## DATASET
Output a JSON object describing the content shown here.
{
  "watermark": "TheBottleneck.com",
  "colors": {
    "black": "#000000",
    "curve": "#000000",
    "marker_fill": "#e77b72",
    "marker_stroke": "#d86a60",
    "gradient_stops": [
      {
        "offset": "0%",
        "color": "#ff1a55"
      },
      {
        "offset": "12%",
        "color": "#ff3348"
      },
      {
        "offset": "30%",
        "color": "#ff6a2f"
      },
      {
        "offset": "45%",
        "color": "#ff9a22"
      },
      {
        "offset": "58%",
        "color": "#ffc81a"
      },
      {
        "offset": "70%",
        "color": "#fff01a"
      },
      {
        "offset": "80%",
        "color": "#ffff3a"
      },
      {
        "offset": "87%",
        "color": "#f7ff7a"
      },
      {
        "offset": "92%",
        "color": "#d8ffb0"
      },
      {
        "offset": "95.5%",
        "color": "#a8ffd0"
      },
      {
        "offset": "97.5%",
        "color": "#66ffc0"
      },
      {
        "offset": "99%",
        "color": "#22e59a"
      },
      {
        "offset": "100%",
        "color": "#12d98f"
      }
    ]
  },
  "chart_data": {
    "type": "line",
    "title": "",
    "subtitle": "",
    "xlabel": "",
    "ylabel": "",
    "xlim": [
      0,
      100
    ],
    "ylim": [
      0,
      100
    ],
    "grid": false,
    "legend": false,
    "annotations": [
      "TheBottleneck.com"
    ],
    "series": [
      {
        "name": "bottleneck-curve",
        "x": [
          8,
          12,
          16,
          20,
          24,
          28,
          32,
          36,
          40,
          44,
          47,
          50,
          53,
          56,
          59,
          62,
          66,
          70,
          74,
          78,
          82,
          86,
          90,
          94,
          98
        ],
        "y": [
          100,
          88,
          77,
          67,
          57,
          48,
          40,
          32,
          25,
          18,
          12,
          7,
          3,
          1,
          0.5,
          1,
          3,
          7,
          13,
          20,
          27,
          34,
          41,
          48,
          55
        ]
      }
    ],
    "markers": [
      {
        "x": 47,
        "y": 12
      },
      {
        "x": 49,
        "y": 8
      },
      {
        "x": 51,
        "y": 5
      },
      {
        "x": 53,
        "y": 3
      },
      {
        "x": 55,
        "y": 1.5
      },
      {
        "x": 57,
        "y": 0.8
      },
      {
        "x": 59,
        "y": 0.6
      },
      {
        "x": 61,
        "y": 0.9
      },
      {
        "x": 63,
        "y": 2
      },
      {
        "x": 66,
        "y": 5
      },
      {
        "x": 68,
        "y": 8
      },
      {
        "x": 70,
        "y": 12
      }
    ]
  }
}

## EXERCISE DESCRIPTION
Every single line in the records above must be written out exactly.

## SOLUTION TO THE PROBLEM
Output a JSON object describing the content shown here.
{
  "watermark": "TheBottleneck.com",
  "colors": {
    "black": "#000000",
    "curve": "#000000",
    "marker_fill": "#e77b72",
    "marker_stroke": "#d86a60",
    "gradient_stops": [
      {
        "offset": "0%",
        "color": "#ff1a55"
      },
      {
        "offset": "12%",
        "color": "#ff3348"
      },
      {
        "offset": "30%",
        "color": "#ff6a2f"
      },
      {
        "offset": "45%",
        "color": "#ff9a22"
      },
      {
        "offset": "58%",
        "color": "#ffc81a"
      },
      {
        "offset": "70%",
        "color": "#fff01a"
      },
      {
        "offset": "80%",
        "color": "#ffff3a"
      },
      {
        "offset": "87%",
        "color": "#f7ff7a"
      },
      {
        "offset": "92%",
        "color": "#d8ffb0"
      },
      {
        "offset": "95.5%",
        "color": "#a8ffd0"
      },
      {
        "offset": "97.5%",
        "color": "#66ffc0"
      },
      {
        "offset": "99%",
        "color": "#22e59a"
      },
      {
        "offset": "100%",
        "color": "#12d98f"
      }
    ]
  },
  "chart_data": {
    "type": "line",
    "title": "",
    "subtitle": "",
    "xlabel": "",
    "ylabel": "",
    "xlim": [
      0,
      100
    ],
    "ylim": [
      0,
      100
    ],
    "grid": false,
    "legend": false,
    "annotations": [
      "TheBottleneck.com"
    ],
    "series": [
      {
        "name": "bottleneck-curve",
        "x": [
          8,
          12,
          16,
          20,
          24,
          28,
          32,
          36,
          40,
          44,
          47,
          50,
          53,
          56,
          59,
          62,
          66,
          70,
          74,
          78,
          82,
          86,
          90,
          94,
          98
        ],
        "y": [
          100,
          88,
          77,
          67,
          57,
          48,
          40,
          32,
          25,
          18,
          12,
          7,
          3,
          1,
          0.5,
          1,
          3,
          7,
          13,
          20,
          27,
          34,
          41,
          48,
          55
        ]
      }
    ],
    "markers": [
      {
        "x": 47,
        "y": 12
      },
      {
        "x": 49,
        "y": 8
      },
      {
        "x": 51,
        "y": 5
      },
      {
        "x": 53,
        "y": 3
      },
      {
        "x": 55,
        "y": 1.5
      },
      {
        "x": 57,
        "y": 0.8
      },
      {
        "x": 59,
        "y": 0.6
      },
      {
        "x": 61,
        "y": 0.9
      },
      {
        "x": 63,
        "y": 2
      },
      {
        "x": 66,
        "y": 5
      },
      {
        "x": 68,
        "y": 8
      },
      {
        "x": 70,
        "y": 12
      }
    ]
  }
}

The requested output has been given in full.